Data records for software interfaces:

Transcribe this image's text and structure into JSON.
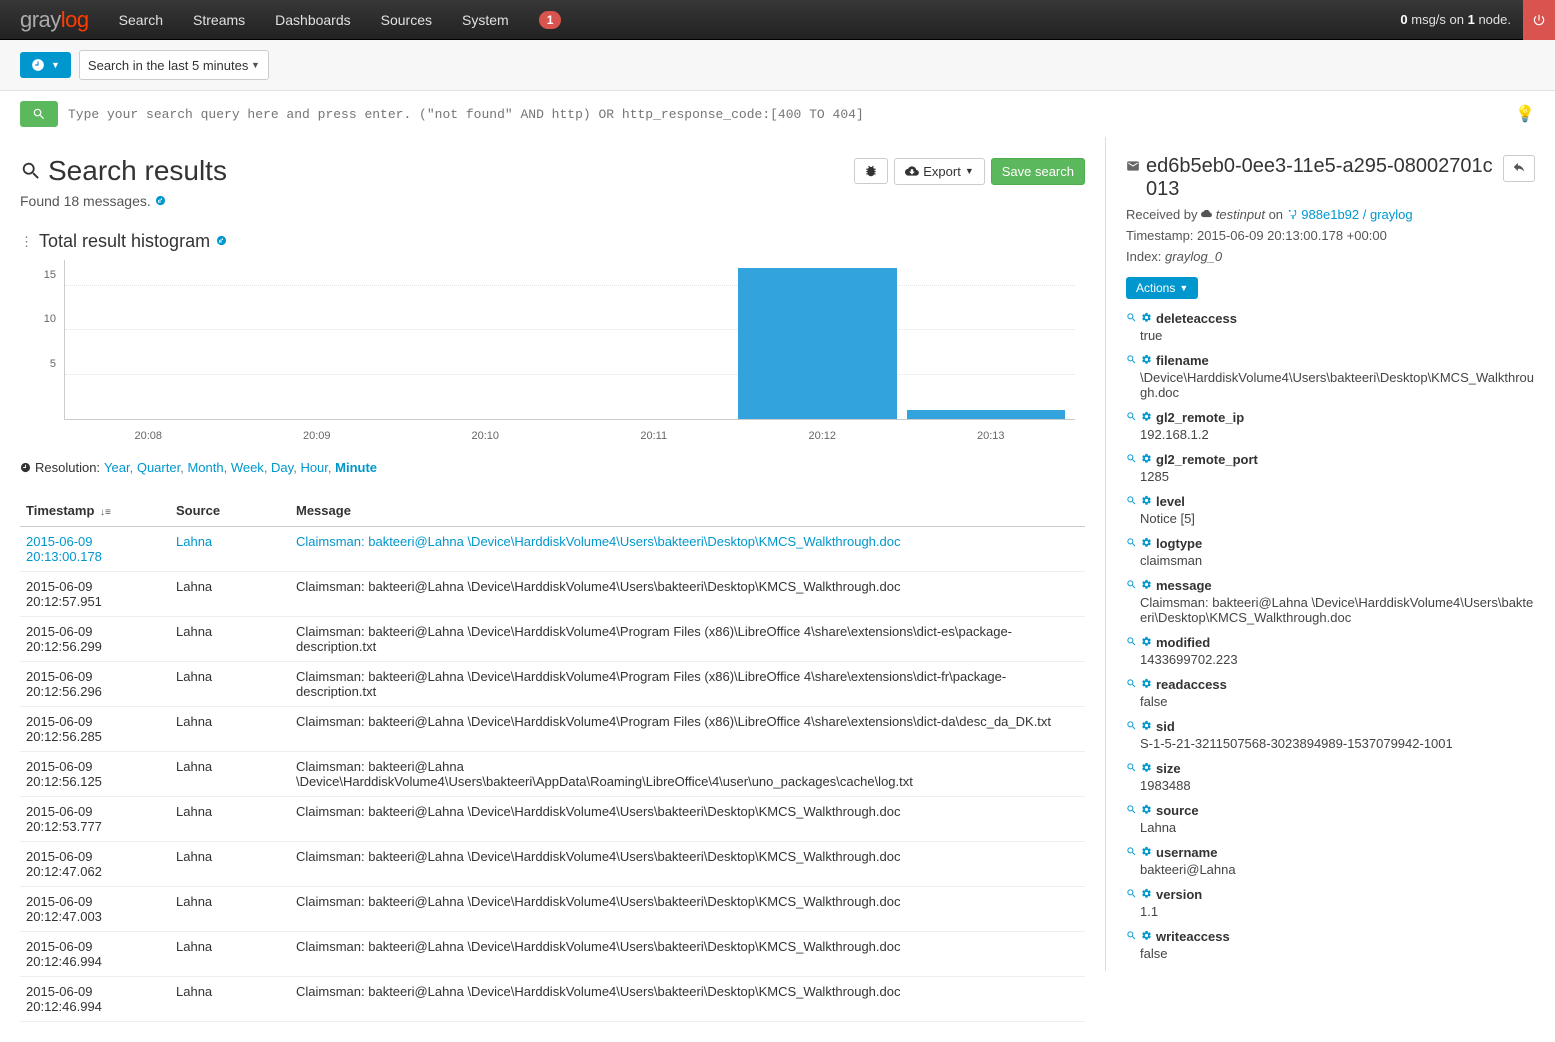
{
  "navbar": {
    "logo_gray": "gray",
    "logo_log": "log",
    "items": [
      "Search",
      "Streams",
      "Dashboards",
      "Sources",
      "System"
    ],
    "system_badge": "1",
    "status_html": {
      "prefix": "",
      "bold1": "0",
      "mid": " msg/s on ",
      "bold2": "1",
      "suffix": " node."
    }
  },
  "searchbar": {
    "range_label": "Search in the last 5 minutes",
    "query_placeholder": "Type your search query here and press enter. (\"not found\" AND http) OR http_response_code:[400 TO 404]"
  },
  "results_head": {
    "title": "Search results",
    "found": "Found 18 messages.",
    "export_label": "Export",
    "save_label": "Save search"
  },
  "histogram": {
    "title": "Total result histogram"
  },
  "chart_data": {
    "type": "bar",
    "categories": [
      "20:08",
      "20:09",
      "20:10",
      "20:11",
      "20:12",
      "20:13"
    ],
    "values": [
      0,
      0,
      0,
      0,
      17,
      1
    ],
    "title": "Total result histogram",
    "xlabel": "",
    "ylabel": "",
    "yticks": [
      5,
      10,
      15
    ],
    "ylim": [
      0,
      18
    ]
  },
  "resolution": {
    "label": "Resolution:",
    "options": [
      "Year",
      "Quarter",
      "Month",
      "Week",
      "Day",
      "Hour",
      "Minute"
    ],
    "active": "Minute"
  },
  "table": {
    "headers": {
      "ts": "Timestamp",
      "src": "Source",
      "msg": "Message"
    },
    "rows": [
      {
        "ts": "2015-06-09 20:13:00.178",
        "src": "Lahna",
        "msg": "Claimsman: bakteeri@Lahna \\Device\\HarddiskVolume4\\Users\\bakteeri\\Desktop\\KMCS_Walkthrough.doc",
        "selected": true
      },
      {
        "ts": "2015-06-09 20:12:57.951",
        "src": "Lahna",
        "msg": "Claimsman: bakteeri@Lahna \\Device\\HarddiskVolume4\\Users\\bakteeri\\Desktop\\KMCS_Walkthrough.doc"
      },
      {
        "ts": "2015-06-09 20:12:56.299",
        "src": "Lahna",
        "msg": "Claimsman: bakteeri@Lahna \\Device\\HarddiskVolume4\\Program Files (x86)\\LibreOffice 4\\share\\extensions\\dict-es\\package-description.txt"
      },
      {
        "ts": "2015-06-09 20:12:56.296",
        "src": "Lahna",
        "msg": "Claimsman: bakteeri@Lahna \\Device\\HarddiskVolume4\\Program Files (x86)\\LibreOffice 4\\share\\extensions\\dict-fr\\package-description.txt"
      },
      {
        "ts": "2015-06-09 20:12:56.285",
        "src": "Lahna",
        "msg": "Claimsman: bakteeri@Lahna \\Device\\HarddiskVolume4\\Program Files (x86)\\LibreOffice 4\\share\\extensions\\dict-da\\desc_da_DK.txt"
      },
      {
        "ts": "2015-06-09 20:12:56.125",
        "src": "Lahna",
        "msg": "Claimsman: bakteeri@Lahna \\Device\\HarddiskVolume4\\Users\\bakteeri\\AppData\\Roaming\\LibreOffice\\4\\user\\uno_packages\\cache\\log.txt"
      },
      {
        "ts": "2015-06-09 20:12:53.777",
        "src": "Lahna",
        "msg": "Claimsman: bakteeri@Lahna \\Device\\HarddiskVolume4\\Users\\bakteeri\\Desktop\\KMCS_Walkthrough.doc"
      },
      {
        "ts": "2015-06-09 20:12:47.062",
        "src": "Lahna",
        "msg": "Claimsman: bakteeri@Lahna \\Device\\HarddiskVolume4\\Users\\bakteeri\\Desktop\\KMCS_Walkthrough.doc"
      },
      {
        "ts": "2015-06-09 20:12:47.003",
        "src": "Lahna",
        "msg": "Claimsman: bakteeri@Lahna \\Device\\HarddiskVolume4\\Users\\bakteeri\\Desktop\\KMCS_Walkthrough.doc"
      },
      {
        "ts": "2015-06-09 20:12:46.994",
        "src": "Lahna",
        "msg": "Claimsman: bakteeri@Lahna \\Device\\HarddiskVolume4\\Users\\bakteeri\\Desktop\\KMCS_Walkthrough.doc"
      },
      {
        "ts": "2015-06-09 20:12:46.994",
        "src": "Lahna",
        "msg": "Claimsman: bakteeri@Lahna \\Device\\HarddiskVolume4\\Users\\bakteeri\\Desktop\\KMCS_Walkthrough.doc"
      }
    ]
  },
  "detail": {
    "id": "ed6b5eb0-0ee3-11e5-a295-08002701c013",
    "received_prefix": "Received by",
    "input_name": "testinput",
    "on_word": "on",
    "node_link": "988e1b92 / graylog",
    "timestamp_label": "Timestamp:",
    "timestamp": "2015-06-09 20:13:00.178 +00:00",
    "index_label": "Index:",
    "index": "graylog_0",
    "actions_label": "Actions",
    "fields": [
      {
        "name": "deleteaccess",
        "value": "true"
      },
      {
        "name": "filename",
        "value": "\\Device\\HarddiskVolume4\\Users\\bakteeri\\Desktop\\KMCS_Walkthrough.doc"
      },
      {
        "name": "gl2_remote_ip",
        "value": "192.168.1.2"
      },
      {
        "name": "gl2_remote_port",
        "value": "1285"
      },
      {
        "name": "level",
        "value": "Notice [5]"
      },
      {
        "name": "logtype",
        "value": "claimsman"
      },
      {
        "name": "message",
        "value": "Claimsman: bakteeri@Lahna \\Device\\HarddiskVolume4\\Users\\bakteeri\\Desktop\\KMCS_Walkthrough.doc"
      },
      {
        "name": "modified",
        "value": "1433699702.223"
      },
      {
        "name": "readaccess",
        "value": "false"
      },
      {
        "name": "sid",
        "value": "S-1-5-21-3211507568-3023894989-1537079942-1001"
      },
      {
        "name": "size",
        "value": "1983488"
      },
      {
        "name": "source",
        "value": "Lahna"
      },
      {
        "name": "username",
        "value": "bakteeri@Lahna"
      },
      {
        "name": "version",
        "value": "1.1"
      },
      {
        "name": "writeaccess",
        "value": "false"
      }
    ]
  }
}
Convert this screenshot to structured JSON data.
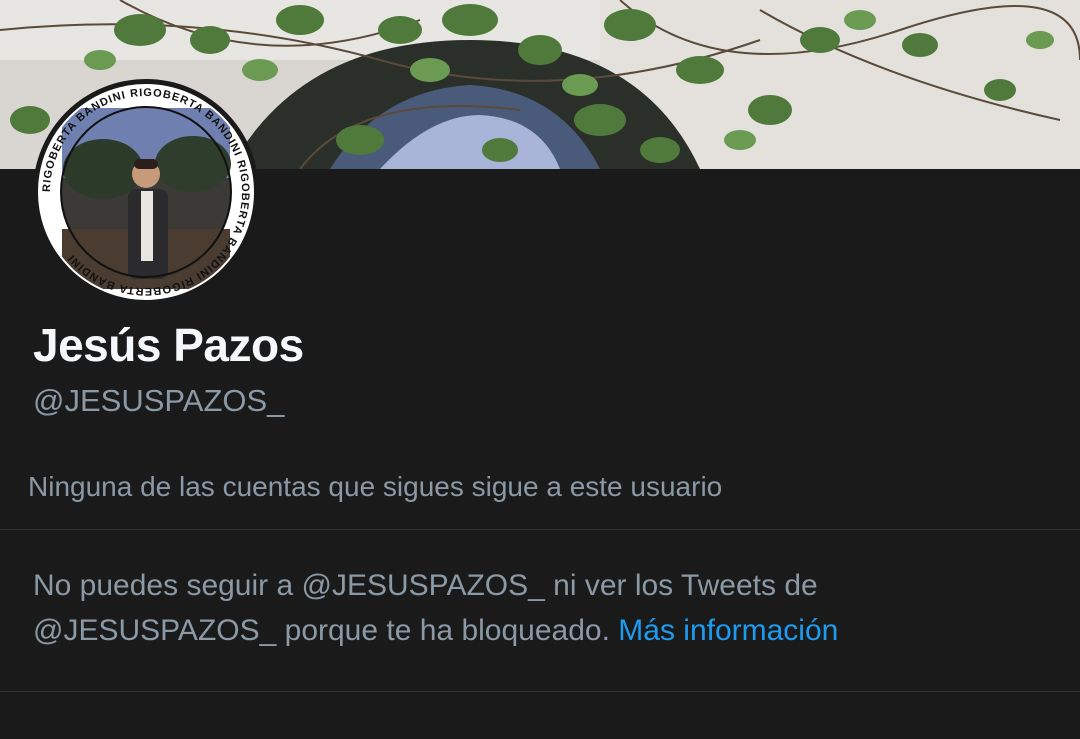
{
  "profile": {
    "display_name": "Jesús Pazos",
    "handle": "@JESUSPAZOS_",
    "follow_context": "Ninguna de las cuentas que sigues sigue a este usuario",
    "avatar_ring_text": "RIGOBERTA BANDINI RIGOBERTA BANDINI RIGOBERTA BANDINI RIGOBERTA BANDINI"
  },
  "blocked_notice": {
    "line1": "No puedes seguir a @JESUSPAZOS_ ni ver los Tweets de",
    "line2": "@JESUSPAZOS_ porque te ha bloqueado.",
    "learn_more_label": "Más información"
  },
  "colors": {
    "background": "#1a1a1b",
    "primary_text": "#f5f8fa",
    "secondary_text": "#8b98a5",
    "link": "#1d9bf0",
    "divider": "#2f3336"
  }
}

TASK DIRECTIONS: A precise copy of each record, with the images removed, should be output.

RESPONSE AREA:
Transcribe this image's text and structure into JSON.
{
  "navbar": {
    "logo_gray": "gray",
    "logo_log": "log",
    "items": [
      "Search",
      "Streams",
      "Dashboards",
      "Sources",
      "System"
    ],
    "system_badge": "1",
    "status_html": {
      "prefix": "",
      "bold1": "0",
      "mid": " msg/s on ",
      "bold2": "1",
      "suffix": " node."
    }
  },
  "searchbar": {
    "range_label": "Search in the last 5 minutes",
    "query_placeholder": "Type your search query here and press enter. (\"not found\" AND http) OR http_response_code:[400 TO 404]"
  },
  "results_head": {
    "title": "Search results",
    "found": "Found 18 messages.",
    "export_label": "Export",
    "save_label": "Save search"
  },
  "histogram": {
    "title": "Total result histogram"
  },
  "chart_data": {
    "type": "bar",
    "categories": [
      "20:08",
      "20:09",
      "20:10",
      "20:11",
      "20:12",
      "20:13"
    ],
    "values": [
      0,
      0,
      0,
      0,
      17,
      1
    ],
    "title": "Total result histogram",
    "xlabel": "",
    "ylabel": "",
    "yticks": [
      5,
      10,
      15
    ],
    "ylim": [
      0,
      18
    ]
  },
  "resolution": {
    "label": "Resolution:",
    "options": [
      "Year",
      "Quarter",
      "Month",
      "Week",
      "Day",
      "Hour",
      "Minute"
    ],
    "active": "Minute"
  },
  "table": {
    "headers": {
      "ts": "Timestamp",
      "src": "Source",
      "msg": "Message"
    },
    "rows": [
      {
        "ts": "2015-06-09 20:13:00.178",
        "src": "Lahna",
        "msg": "Claimsman: bakteeri@Lahna \\Device\\HarddiskVolume4\\Users\\bakteeri\\Desktop\\KMCS_Walkthrough.doc",
        "selected": true
      },
      {
        "ts": "2015-06-09 20:12:57.951",
        "src": "Lahna",
        "msg": "Claimsman: bakteeri@Lahna \\Device\\HarddiskVolume4\\Users\\bakteeri\\Desktop\\KMCS_Walkthrough.doc"
      },
      {
        "ts": "2015-06-09 20:12:56.299",
        "src": "Lahna",
        "msg": "Claimsman: bakteeri@Lahna \\Device\\HarddiskVolume4\\Program Files (x86)\\LibreOffice 4\\share\\extensions\\dict-es\\package-description.txt"
      },
      {
        "ts": "2015-06-09 20:12:56.296",
        "src": "Lahna",
        "msg": "Claimsman: bakteeri@Lahna \\Device\\HarddiskVolume4\\Program Files (x86)\\LibreOffice 4\\share\\extensions\\dict-fr\\package-description.txt"
      },
      {
        "ts": "2015-06-09 20:12:56.285",
        "src": "Lahna",
        "msg": "Claimsman: bakteeri@Lahna \\Device\\HarddiskVolume4\\Program Files (x86)\\LibreOffice 4\\share\\extensions\\dict-da\\desc_da_DK.txt"
      },
      {
        "ts": "2015-06-09 20:12:56.125",
        "src": "Lahna",
        "msg": "Claimsman: bakteeri@Lahna \\Device\\HarddiskVolume4\\Users\\bakteeri\\AppData\\Roaming\\LibreOffice\\4\\user\\uno_packages\\cache\\log.txt"
      },
      {
        "ts": "2015-06-09 20:12:53.777",
        "src": "Lahna",
        "msg": "Claimsman: bakteeri@Lahna \\Device\\HarddiskVolume4\\Users\\bakteeri\\Desktop\\KMCS_Walkthrough.doc"
      },
      {
        "ts": "2015-06-09 20:12:47.062",
        "src": "Lahna",
        "msg": "Claimsman: bakteeri@Lahna \\Device\\HarddiskVolume4\\Users\\bakteeri\\Desktop\\KMCS_Walkthrough.doc"
      },
      {
        "ts": "2015-06-09 20:12:47.003",
        "src": "Lahna",
        "msg": "Claimsman: bakteeri@Lahna \\Device\\HarddiskVolume4\\Users\\bakteeri\\Desktop\\KMCS_Walkthrough.doc"
      },
      {
        "ts": "2015-06-09 20:12:46.994",
        "src": "Lahna",
        "msg": "Claimsman: bakteeri@Lahna \\Device\\HarddiskVolume4\\Users\\bakteeri\\Desktop\\KMCS_Walkthrough.doc"
      },
      {
        "ts": "2015-06-09 20:12:46.994",
        "src": "Lahna",
        "msg": "Claimsman: bakteeri@Lahna \\Device\\HarddiskVolume4\\Users\\bakteeri\\Desktop\\KMCS_Walkthrough.doc"
      }
    ]
  },
  "detail": {
    "id": "ed6b5eb0-0ee3-11e5-a295-08002701c013",
    "received_prefix": "Received by",
    "input_name": "testinput",
    "on_word": "on",
    "node_link": "988e1b92 / graylog",
    "timestamp_label": "Timestamp:",
    "timestamp": "2015-06-09 20:13:00.178 +00:00",
    "index_label": "Index:",
    "index": "graylog_0",
    "actions_label": "Actions",
    "fields": [
      {
        "name": "deleteaccess",
        "value": "true"
      },
      {
        "name": "filename",
        "value": "\\Device\\HarddiskVolume4\\Users\\bakteeri\\Desktop\\KMCS_Walkthrough.doc"
      },
      {
        "name": "gl2_remote_ip",
        "value": "192.168.1.2"
      },
      {
        "name": "gl2_remote_port",
        "value": "1285"
      },
      {
        "name": "level",
        "value": "Notice [5]"
      },
      {
        "name": "logtype",
        "value": "claimsman"
      },
      {
        "name": "message",
        "value": "Claimsman: bakteeri@Lahna \\Device\\HarddiskVolume4\\Users\\bakteeri\\Desktop\\KMCS_Walkthrough.doc"
      },
      {
        "name": "modified",
        "value": "1433699702.223"
      },
      {
        "name": "readaccess",
        "value": "false"
      },
      {
        "name": "sid",
        "value": "S-1-5-21-3211507568-3023894989-1537079942-1001"
      },
      {
        "name": "size",
        "value": "1983488"
      },
      {
        "name": "source",
        "value": "Lahna"
      },
      {
        "name": "username",
        "value": "bakteeri@Lahna"
      },
      {
        "name": "version",
        "value": "1.1"
      },
      {
        "name": "writeaccess",
        "value": "false"
      }
    ]
  }
}
Convert this screenshot to structured JSON data.
{
  "profile": {
    "display_name": "Jesús Pazos",
    "handle": "@JESUSPAZOS_",
    "follow_context": "Ninguna de las cuentas que sigues sigue a este usuario",
    "avatar_ring_text": "RIGOBERTA BANDINI RIGOBERTA BANDINI RIGOBERTA BANDINI RIGOBERTA BANDINI"
  },
  "blocked_notice": {
    "line1": "No puedes seguir a @JESUSPAZOS_ ni ver los Tweets de",
    "line2": "@JESUSPAZOS_ porque te ha bloqueado.",
    "learn_more_label": "Más información"
  },
  "colors": {
    "background": "#1a1a1b",
    "primary_text": "#f5f8fa",
    "secondary_text": "#8b98a5",
    "link": "#1d9bf0",
    "divider": "#2f3336"
  }
}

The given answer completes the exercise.